One of my college friends is a firefighter who was recently recruited by his chief to help craft a mission statement for the department. He went through many drafts, each of which included making the chief’s suggested changes and additions. Then he sent it to me for editing to make sure that it read well.
I told him the truth. It reads fine if you want it to read like every other mission statement.
Mission statements, like so many pieces of writing that will be shared publicly, tend to all sound the same. They’re full of jargon like “We will aspire to achieve excellence in all endeavors, to communicate with transparency, and to provide our customers with the highest standards of service.”
Sure, those words technically mean something. But will they move anyone? Will a single person act or think differently about the organization after reading them? Or will they just be words that hang on a wall and allow the organization to say, “We have a mission statement”?

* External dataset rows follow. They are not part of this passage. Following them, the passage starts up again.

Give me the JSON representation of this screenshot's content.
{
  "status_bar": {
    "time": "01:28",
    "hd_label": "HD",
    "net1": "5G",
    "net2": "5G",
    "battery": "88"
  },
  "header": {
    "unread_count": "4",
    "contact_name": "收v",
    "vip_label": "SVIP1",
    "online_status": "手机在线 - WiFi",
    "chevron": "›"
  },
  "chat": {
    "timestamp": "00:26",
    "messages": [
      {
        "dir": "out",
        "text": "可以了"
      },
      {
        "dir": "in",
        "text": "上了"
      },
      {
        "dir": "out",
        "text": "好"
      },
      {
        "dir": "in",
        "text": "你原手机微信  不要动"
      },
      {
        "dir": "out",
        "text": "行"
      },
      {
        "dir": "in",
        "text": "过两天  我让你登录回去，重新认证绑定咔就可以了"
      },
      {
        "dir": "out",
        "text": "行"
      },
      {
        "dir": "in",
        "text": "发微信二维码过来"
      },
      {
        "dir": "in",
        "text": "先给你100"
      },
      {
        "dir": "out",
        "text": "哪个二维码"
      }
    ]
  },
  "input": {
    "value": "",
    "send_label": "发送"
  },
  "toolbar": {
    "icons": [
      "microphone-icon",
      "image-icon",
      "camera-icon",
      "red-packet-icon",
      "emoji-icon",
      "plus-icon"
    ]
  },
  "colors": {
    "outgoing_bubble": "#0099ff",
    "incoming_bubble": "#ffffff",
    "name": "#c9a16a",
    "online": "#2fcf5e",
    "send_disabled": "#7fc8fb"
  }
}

I wrote him back with some suggested edits that maintained the standard, formal tone it was clear his chief was comfortable with. But I also gave him a complete revision I titled, “Kevin’s Version the Chief Will Never Approve.”

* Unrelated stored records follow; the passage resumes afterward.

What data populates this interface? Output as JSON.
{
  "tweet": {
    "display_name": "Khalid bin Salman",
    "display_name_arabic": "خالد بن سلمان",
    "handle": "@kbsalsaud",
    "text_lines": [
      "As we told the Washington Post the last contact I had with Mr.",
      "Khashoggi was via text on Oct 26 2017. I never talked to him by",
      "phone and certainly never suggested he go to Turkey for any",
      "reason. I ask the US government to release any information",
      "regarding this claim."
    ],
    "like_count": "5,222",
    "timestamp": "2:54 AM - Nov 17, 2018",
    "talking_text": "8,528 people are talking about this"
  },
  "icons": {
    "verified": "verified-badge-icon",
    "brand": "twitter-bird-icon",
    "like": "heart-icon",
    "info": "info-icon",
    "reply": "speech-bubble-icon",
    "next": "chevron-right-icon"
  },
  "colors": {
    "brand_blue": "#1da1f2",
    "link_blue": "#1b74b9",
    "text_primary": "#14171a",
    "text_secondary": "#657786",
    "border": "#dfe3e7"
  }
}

Here are three samples of the revisions:
We respond in a safe and rapid manner to all emergency calls for service. Additionally, we are committed to providing timely and accurate information and resources in all matters affecting our stakeholders.
We answer every call to serve—emergency or otherwise—as quickly and safely as possible.
We choose service over self. We are stewards of public trust and champion what is best for our community.
Community, department, self. In that order.
We are accountable for our actions, celebrate our successes, and look to our failures as opportunities for growth. We are committed to the standards of the organization, always working to “do the right thing.”
We take responsibility for our actions and our results. We will do the right thing, not the easy thing.
I know the chief will never go for my version, but I took a swing anyway. Sometimes people assume that a piece of writing must sound the same as all the others. It doesn’t, especially if you want it to work.
You can improve almost any piece of writing, from an email, to a mission statement, to a college essay, by:
- Getting right to the point.
- Writing as if you were speaking to another person.
- Removing unnecessary words.
Do those things, and your writing won’t sound like all the others.
Here’s a past post profiling my favorite book on how to improve your writing.